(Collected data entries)
——————

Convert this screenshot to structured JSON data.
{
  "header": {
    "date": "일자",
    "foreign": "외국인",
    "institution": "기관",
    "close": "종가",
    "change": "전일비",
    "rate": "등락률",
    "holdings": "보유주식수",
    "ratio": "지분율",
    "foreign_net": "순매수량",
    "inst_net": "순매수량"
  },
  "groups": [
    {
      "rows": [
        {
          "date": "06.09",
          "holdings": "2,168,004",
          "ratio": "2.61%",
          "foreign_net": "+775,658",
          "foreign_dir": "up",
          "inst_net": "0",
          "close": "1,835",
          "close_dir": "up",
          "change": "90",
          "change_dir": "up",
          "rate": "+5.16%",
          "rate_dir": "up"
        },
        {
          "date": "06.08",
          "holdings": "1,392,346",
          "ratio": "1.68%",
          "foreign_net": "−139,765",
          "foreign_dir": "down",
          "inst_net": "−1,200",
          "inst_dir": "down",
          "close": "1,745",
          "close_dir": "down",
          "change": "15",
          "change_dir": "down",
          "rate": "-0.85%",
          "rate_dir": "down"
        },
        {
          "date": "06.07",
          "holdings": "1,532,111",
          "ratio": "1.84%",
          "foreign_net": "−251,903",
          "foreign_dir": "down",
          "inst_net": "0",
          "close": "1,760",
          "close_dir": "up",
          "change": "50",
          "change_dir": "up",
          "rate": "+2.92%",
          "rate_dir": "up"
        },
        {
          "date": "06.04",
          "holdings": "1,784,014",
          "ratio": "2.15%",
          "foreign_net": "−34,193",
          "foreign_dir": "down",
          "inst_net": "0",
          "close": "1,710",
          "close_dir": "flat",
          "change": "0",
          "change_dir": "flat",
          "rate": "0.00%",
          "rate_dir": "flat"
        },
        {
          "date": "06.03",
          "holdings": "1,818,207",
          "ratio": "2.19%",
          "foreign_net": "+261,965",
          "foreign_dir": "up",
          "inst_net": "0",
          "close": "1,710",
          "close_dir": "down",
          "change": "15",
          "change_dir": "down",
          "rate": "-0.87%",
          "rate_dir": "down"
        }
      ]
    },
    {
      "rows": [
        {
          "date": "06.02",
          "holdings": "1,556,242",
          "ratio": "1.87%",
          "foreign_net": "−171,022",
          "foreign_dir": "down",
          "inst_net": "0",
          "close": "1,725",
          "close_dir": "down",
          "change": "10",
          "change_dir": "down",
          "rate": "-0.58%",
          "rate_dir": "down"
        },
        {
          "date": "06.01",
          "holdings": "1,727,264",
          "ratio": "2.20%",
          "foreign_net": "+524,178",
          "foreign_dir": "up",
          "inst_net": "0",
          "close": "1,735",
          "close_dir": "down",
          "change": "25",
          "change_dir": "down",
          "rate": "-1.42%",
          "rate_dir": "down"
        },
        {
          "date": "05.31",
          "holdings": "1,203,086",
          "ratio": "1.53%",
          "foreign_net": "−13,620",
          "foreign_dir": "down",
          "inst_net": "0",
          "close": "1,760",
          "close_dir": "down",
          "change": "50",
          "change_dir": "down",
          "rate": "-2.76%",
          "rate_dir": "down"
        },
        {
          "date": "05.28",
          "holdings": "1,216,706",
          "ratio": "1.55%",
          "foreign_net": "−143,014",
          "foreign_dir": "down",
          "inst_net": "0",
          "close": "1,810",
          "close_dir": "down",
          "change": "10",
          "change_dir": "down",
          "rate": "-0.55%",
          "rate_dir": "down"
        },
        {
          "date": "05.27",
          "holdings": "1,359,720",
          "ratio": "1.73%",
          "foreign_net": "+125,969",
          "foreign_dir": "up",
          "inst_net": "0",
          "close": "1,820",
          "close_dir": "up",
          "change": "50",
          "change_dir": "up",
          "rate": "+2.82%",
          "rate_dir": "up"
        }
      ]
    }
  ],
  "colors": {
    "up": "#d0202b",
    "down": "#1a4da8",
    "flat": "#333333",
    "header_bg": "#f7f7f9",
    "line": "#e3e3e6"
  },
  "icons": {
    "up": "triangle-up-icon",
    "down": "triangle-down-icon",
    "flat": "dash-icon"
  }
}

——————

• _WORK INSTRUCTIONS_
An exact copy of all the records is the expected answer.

• _ANSWER SECTION_
Convert this screenshot to structured JSON data.
{
  "header": {
    "date": "일자",
    "foreign": "외국인",
    "institution": "기관",
    "close": "종가",
    "change": "전일비",
    "rate": "등락률",
    "holdings": "보유주식수",
    "ratio": "지분율",
    "foreign_net": "순매수량",
    "inst_net": "순매수량"
  },
  "groups": [
    {
      "rows": [
        {
          "date": "06.09",
          "holdings": "2,168,004",
          "ratio": "2.61%",
          "foreign_net": "+775,658",
          "foreign_dir": "up",
          "inst_net": "0",
          "close": "1,835",
          "close_dir": "up",
          "change": "90",
          "change_dir": "up",
          "rate": "+5.16%",
          "rate_dir": "up"
        },
        {
          "date": "06.08",
          "holdings": "1,392,346",
          "ratio": "1.68%",
          "foreign_net": "−139,765",
          "foreign_dir": "down",
          "inst_net": "−1,200",
          "inst_dir": "down",
          "close": "1,745",
          "close_dir": "down",
          "change": "15",
          "change_dir": "down",
          "rate": "-0.85%",
          "rate_dir": "down"
        },
        {
          "date": "06.07",
          "holdings": "1,532,111",
          "ratio": "1.84%",
          "foreign_net": "−251,903",
          "foreign_dir": "down",
          "inst_net": "0",
          "close": "1,760",
          "close_dir": "up",
          "change": "50",
          "change_dir": "up",
          "rate": "+2.92%",
          "rate_dir": "up"
        },
        {
          "date": "06.04",
          "holdings": "1,784,014",
          "ratio": "2.15%",
          "foreign_net": "−34,193",
          "foreign_dir": "down",
          "inst_net": "0",
          "close": "1,710",
          "close_dir": "flat",
          "change": "0",
          "change_dir": "flat",
          "rate": "0.00%",
          "rate_dir": "flat"
        },
        {
          "date": "06.03",
          "holdings": "1,818,207",
          "ratio": "2.19%",
          "foreign_net": "+261,965",
          "foreign_dir": "up",
          "inst_net": "0",
          "close": "1,710",
          "close_dir": "down",
          "change": "15",
          "change_dir": "down",
          "rate": "-0.87%",
          "rate_dir": "down"
        }
      ]
    },
    {
      "rows": [
        {
          "date": "06.02",
          "holdings": "1,556,242",
          "ratio": "1.87%",
          "foreign_net": "−171,022",
          "foreign_dir": "down",
          "inst_net": "0",
          "close": "1,725",
          "close_dir": "down",
          "change": "10",
          "change_dir": "down",
          "rate": "-0.58%",
          "rate_dir": "down"
        },
        {
          "date": "06.01",
          "holdings": "1,727,264",
          "ratio": "2.20%",
          "foreign_net": "+524,178",
          "foreign_dir": "up",
          "inst_net": "0",
          "close": "1,735",
          "close_dir": "down",
          "change": "25",
          "change_dir": "down",
          "rate": "-1.42%",
          "rate_dir": "down"
        },
        {
          "date": "05.31",
          "holdings": "1,203,086",
          "ratio": "1.53%",
          "foreign_net": "−13,620",
          "foreign_dir": "down",
          "inst_net": "0",
          "close": "1,760",
          "close_dir": "down",
          "change": "50",
          "change_dir": "down",
          "rate": "-2.76%",
          "rate_dir": "down"
        },
        {
          "date": "05.28",
          "holdings": "1,216,706",
          "ratio": "1.55%",
          "foreign_net": "−143,014",
          "foreign_dir": "down",
          "inst_net": "0",
          "close": "1,810",
          "close_dir": "down",
          "change": "10",
          "change_dir": "down",
          "rate": "-0.55%",
          "rate_dir": "down"
        },
        {
          "date": "05.27",
          "holdings": "1,359,720",
          "ratio": "1.73%",
          "foreign_net": "+125,969",
          "foreign_dir": "up",
          "inst_net": "0",
          "close": "1,820",
          "close_dir": "up",
          "change": "50",
          "change_dir": "up",
          "rate": "+2.82%",
          "rate_dir": "up"
        }
      ]
    }
  ],
  "colors": {
    "up": "#d0202b",
    "down": "#1a4da8",
    "flat": "#333333",
    "header_bg": "#f7f7f9",
    "line": "#e3e3e6"
  },
  "icons": {
    "up": "triangle-up-icon",
    "down": "triangle-down-icon",
    "flat": "dash-icon"
  }
}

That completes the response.